Bayh recognizes that GOP lawmakers and the previous administration made a mess of things, and wants to see Democrats get the country’s fiscal matters back on track.
Any serious effort to control the deficit must begin with spending restraint. Efficiency and frugality, common virtues in the private sector, must be incorporated into government. Congress should enact health-care reform that actually lowers the deficit. For the next fiscal year, assuming the economy has gathered sufficient momentum, we should freeze domestic discretionary spending, limit increases in defense spending to the rate of inflation, forgo pay raises for federal workers, and institute a federal hiring freeze.
Democrats would be wise to ignore this misguided advice.
For one thing, it’d be easier to lower the costs of health care, if only lawmakers like Bayh would support the public option and other cost-saving measures endorsed by the White House.

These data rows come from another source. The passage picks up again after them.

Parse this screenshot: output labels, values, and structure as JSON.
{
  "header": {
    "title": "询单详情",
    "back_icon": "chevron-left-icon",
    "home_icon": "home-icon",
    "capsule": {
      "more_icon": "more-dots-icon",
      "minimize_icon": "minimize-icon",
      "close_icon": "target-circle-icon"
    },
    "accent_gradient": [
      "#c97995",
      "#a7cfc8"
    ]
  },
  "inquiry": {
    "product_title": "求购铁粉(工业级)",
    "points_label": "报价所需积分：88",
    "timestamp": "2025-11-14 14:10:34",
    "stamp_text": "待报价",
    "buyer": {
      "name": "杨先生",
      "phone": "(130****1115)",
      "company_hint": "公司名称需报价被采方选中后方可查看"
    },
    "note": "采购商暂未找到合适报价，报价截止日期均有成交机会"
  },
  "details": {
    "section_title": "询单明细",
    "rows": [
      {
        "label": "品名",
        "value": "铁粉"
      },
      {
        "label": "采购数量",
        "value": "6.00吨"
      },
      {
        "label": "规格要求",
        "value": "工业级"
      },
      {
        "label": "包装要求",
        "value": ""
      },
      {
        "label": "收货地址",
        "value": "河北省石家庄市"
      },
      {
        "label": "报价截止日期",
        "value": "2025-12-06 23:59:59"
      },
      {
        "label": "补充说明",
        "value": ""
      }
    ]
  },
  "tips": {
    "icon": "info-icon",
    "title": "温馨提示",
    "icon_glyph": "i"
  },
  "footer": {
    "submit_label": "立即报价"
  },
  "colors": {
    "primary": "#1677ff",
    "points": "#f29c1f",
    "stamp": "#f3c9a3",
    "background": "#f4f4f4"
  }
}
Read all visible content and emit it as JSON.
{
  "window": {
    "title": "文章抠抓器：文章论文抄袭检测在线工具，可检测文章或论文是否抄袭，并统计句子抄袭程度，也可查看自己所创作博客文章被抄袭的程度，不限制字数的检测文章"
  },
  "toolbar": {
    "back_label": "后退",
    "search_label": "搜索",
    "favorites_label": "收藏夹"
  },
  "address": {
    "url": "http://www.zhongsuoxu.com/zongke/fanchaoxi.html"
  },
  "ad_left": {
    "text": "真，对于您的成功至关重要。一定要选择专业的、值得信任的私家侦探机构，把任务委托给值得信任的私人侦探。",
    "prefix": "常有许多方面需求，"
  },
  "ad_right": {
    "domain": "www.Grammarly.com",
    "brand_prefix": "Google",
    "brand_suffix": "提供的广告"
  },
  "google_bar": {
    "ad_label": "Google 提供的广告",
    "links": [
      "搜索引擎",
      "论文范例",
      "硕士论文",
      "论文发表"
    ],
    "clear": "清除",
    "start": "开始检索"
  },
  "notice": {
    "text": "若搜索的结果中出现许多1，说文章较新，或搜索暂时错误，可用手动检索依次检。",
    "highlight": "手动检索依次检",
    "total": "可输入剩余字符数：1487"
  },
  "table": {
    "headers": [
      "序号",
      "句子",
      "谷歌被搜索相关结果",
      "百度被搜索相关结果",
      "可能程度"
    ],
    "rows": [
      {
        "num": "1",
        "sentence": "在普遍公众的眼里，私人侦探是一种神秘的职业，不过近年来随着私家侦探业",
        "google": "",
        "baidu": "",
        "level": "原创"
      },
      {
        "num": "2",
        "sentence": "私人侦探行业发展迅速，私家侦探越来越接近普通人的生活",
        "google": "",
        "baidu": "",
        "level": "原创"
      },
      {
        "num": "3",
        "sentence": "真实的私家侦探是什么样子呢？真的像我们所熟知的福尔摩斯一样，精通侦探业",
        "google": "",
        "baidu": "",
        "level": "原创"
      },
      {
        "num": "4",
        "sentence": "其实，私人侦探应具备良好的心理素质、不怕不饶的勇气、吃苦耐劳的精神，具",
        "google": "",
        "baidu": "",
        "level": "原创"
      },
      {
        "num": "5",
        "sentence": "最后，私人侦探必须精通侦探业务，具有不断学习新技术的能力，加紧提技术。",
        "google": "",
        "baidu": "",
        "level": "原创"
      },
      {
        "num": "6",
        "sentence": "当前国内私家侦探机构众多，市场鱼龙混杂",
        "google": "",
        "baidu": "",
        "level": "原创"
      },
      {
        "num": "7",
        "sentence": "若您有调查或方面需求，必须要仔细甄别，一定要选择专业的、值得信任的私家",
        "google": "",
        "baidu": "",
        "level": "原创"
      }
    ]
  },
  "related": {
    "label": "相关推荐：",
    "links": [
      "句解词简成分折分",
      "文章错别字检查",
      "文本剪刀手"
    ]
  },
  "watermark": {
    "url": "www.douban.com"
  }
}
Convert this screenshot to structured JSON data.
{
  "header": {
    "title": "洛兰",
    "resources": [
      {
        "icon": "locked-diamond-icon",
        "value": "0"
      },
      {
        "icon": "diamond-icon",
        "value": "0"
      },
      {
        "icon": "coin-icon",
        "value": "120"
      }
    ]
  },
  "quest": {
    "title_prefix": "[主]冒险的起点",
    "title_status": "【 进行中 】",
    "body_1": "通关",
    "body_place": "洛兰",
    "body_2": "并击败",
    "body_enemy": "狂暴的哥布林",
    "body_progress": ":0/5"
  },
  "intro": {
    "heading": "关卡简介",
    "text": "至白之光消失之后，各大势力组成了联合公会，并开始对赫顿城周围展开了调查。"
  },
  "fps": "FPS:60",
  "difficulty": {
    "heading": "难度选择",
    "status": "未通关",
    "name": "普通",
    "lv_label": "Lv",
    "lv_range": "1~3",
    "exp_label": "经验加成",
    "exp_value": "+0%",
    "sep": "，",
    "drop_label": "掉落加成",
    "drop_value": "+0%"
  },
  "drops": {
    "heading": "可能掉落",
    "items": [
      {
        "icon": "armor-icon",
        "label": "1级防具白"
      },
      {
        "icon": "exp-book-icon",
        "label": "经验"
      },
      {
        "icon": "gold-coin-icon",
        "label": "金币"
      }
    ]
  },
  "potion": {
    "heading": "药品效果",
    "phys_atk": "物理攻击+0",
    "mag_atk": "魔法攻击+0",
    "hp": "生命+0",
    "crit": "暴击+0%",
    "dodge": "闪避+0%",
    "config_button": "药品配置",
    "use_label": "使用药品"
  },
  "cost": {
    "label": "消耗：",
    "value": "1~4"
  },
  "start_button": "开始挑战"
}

For another, Bayh’s ideas for cutbacks are a recipe for disaster. As Tim Fernholz noted, “Freezing domestic discretionary spending is insane during a recovery, as is a freezing federal hiring — that’s the recipe for a double-dip recession.”
Spending restraint will not come easily to the Democratic Party. Pent-up demand for investment in education, health care and the environment is understandable after the Bush years. But long-term progressive government can’t be built on a foundation of debt and deficits. We cannot indefinitely share with the less-fortunate resources we do not possess.
I see. The “less-fortunate” — including middle-class families who’d benefit from affordable health care and broader access to education — will have to wait until the mountains of Republican-generated debt are addressed.
This might be slightly more credible from Bayh if he hadn’t recently endorsed adding a quarter of a trillion dollars to the deficit for a tax cut that would exclusively benefit mutli-millionaires and billionaires.
Sure, senator, tell us again about the dangers of debt and deficits, and how working families should wait but Paris Hilton shouldn’t.